In early 2020, organizations were already moving quickly towards the cloud before the COVID-19 pandemic put their journey into fifth gear. How fast is cloud migration happening? According to Synergy Research Group, global spending on cloud infrastructure services grew 33% in Q2 2020 over the same period in 2019 to $30 billion

Similarly, a recent IDC report indicated that the COVID-19 pandemic is further accelerating the speed and scale of developing digital-native business applications and services as organizations prepare to survive in the post-pandemic world. By 2023, more than 500 million new logical applications will be created — equivalent to the number of applications created in the past 40 years. IDC expects the installed base of container instances to grow at a 62.1% CAGR from 2019 to 2023.  

The business benefits of cloud and container utilization are clear: improved flexibility and agility, lower costs and faster time to market. However, while businesses are increasingly seeking the business growth and innovation opportunities that cloud adoption provides, many are discovering it comes with a slew of new security and compliance challenges.

In fact, the recently published Verizon 2020 Data Breach Investigations Report found that cloud assets were involved in just under a quarter of all security breaches last year. 

In 2021, security organizations will need to execute on a cloud security strategy that enables significant workplace transformations, to include an increasingly remote workforce. Moreover, there’s a growing importance on maintaining customer trust and confidence for companies delivering cloud based apps and services, especially when it comes to a company’s ability to secure critical systems and sensitive customer information. A major security incident or breach can result in significant financial penalties and/or irreparable damage to a company’s brand and reputation.

Thus, companies must maintain consistent security observability across all attack surfaces, regardless of how they change over time, but striking the right balance between technology enablement and security will be challenging.

With more applications and data moving to the cloud, cybercriminals will certainly follow. So, as your team puts together its 2021 security strategy, cloud security and compliance needs to be a top priority. To help ensure your cloud security strategy is future-proof, make sure to consider the following:

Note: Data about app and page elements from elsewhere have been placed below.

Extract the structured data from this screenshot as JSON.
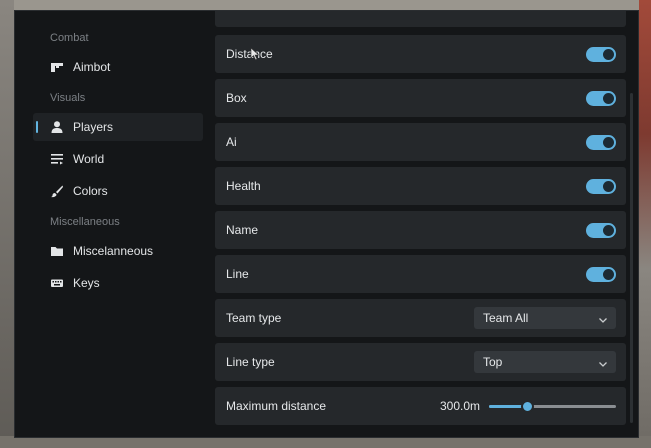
{
  "sidebar": {
    "sections": [
      {
        "label": "Combat"
      },
      {
        "label": "Visuals"
      },
      {
        "label": "Miscellaneous"
      }
    ],
    "items": [
      {
        "label": "Aimbot",
        "icon": "gun-icon",
        "active": false
      },
      {
        "label": "Players",
        "icon": "person-icon",
        "active": true
      },
      {
        "label": "World",
        "icon": "list-icon",
        "active": false
      },
      {
        "label": "Colors",
        "icon": "brush-icon",
        "active": false
      },
      {
        "label": "Miscelanneous",
        "icon": "folder-icon",
        "active": false
      },
      {
        "label": "Keys",
        "icon": "keyboard-icon",
        "active": false
      }
    ]
  },
  "settings": {
    "distance": {
      "label": "Distance",
      "enabled": true
    },
    "box": {
      "label": "Box",
      "enabled": true
    },
    "ai": {
      "label": "Ai",
      "enabled": true
    },
    "health": {
      "label": "Health",
      "enabled": true
    },
    "name": {
      "label": "Name",
      "enabled": true
    },
    "line": {
      "label": "Line",
      "enabled": true
    },
    "team_type": {
      "label": "Team type",
      "value": "Team All"
    },
    "line_type": {
      "label": "Line type",
      "value": "Top"
    },
    "max_distance": {
      "label": "Maximum distance",
      "value_text": "300.0m",
      "fraction": 0.3
    }
  },
  "colors": {
    "accent": "#5fb1de",
    "panel": "#25282b",
    "background": "#141618"
  }
}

  • Cloud services (shared responsibility): Before you start working on your cloud security strategy, make sure you understand exactly where your own responsibility lies. Cloud providers operate on a shared responsibility model. Generally speaking, this means that cloud providers secure their infrastructure against attack, but customers are responsible for ensuring security and compliance for the workloads running on that infrastructure. Check your contract carefully.
  • Containers: Many in IT mistakenly assume that containers are inherently more secure than on-premises data centers or hyperscale cloud. But containers aren’t security tools; they’re DevOps tools for deploying and managing apps at scale. These benefits are leading to increased container adoption. However, as we’ve seen before, security can often be overlooked during times of rapid change. Security teams will need to take a close look at how their organizations are adopting containers to ensure that container security best practices are being followed. 
  • Avoidable risk: Misconfigurations and human error account for 95% of cloud breaches, so preventing these kinds of mistakes should be a top priority. IT operations and security teams alike will benefit from investing in tools for detecting and correcting misconfigurations. Additionally, if properly implemented, machine learning can go a long way towards automating this process to provide a higher level of accuracy than is possible with manual configuration.
  • Compliance: Especially if you are in a multi-cloud environment and moving applications and data between different providers, it’s important to ensure that your organization remains in compliance with applicable regulations, such as PCI, HIPAA, SOC 2, GDPR, CCPA and local laws governing data sovereignty. Compliance must be part of your considerations for cloud security in 2021.
  • High value skill sets: Cloud security is a different beast from on-premises security and requires a different set of skills to do it well. Unfortunately, both cloud and security skills are in high demand, making it difficult to hire and retain talent. Conduct a skills inventory and make a plan to fill any gaps. 
  • Staff augmentation: As noted earlier, hyperscale cloud environments have a different set of security requirements from those that many IT operations and security teams have grown  accustomed to. Therefore, relevant skills may be in short supply. But beyond expertise, securing and ensuring compliance in a cloud environment can be a complex and cumbersome task. Working with outside experts to offload some or even all of your cloud security responsibilities can save money, strengthen security and enable IT operations and security teams to direct internal resources to higher-value projects. 
  • Machine learning-based automation: ML will have an unparalleled impact on cloud security in 2021 as resource constrained security teams seek to reduce human-intensive triage work. Primary usage will be associated with baselining normal behavior and automating event and alert correlation to uncover suspicious activities. By packaging related security activity together, ML algorithms can apply relevant context to alerts concerning security and compliance related  issues, anomalies, and non-compliant changes to the infrastructure and application stack. As a result, security teams can reduce operational costs and allocate more of their time and resources towards threat hunting and remediation efforts. 

The role of the cloud and container utilization will significantly grow in 2021 and beyond, as the speed of migrating to hyperscale environments continues to accelerate. 

Without a sound cloud security strategy, organizations will increase their risk profile as they increase their cloud consumption, opening themselves up to potentially devastating attacks and breaches. 

A strong cloud security strategy paired with advanced technology solutions and trusted security partners will help ensure organizations can take advantage of the many unique capabilities and benefits  of modern computing environments without incurring additional and unacceptable risk.

Download our latest ebook to learn how Threat Stack can help you future-proof your cloud security strategy: Navigating the knowns and unknowns of cloud security